Segment Start: Dataset records
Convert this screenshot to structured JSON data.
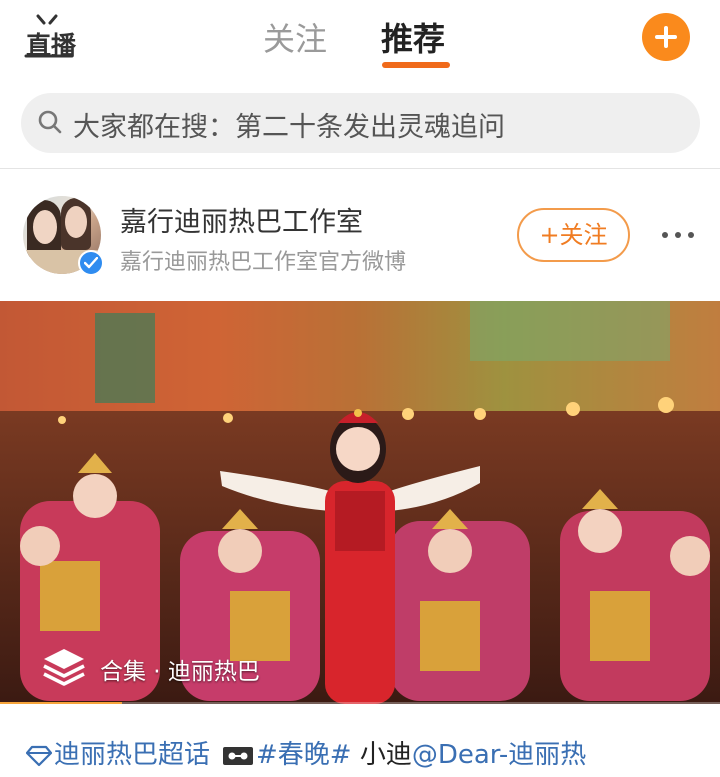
{
  "topbar": {
    "live_label": "直播",
    "tabs": [
      {
        "label": "关注",
        "active": false
      },
      {
        "label": "推荐",
        "active": true
      }
    ],
    "accent_color": "#f06a1a",
    "plus_icon": "plus-icon"
  },
  "search": {
    "icon": "search-icon",
    "text": "大家都在搜：第二十条发出灵魂追问"
  },
  "post": {
    "author": {
      "name": "嘉行迪丽热巴工作室",
      "description": "嘉行迪丽热巴工作室官方微博",
      "verified_badge": "verified-icon",
      "verified_color": "#2f8cf0"
    },
    "follow_label": "+关注",
    "more_icon": "more-dots-icon",
    "media": {
      "collection_label": "合集 · 迪丽热巴",
      "collection_icon": "stack-layers-icon",
      "progress": 0.17
    },
    "text": {
      "super_topic": "迪丽热巴超话",
      "hashtag": "#春晚#",
      "body": " 小迪",
      "mention": "@Dear-迪丽热"
    }
  }
}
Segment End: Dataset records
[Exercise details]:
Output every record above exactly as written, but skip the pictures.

[Exercise output]:
Convert this screenshot to structured JSON data.
{
  "topbar": {
    "live_label": "直播",
    "tabs": [
      {
        "label": "关注",
        "active": false
      },
      {
        "label": "推荐",
        "active": true
      }
    ],
    "accent_color": "#f06a1a",
    "plus_icon": "plus-icon"
  },
  "search": {
    "icon": "search-icon",
    "text": "大家都在搜：第二十条发出灵魂追问"
  },
  "post": {
    "author": {
      "name": "嘉行迪丽热巴工作室",
      "description": "嘉行迪丽热巴工作室官方微博",
      "verified_badge": "verified-icon",
      "verified_color": "#2f8cf0"
    },
    "follow_label": "+关注",
    "more_icon": "more-dots-icon",
    "media": {
      "collection_label": "合集 · 迪丽热巴",
      "collection_icon": "stack-layers-icon",
      "progress": 0.17
    },
    "text": {
      "super_topic": "迪丽热巴超话",
      "hashtag": "#春晚#",
      "body": " 小迪",
      "mention": "@Dear-迪丽热"
    }
  }
}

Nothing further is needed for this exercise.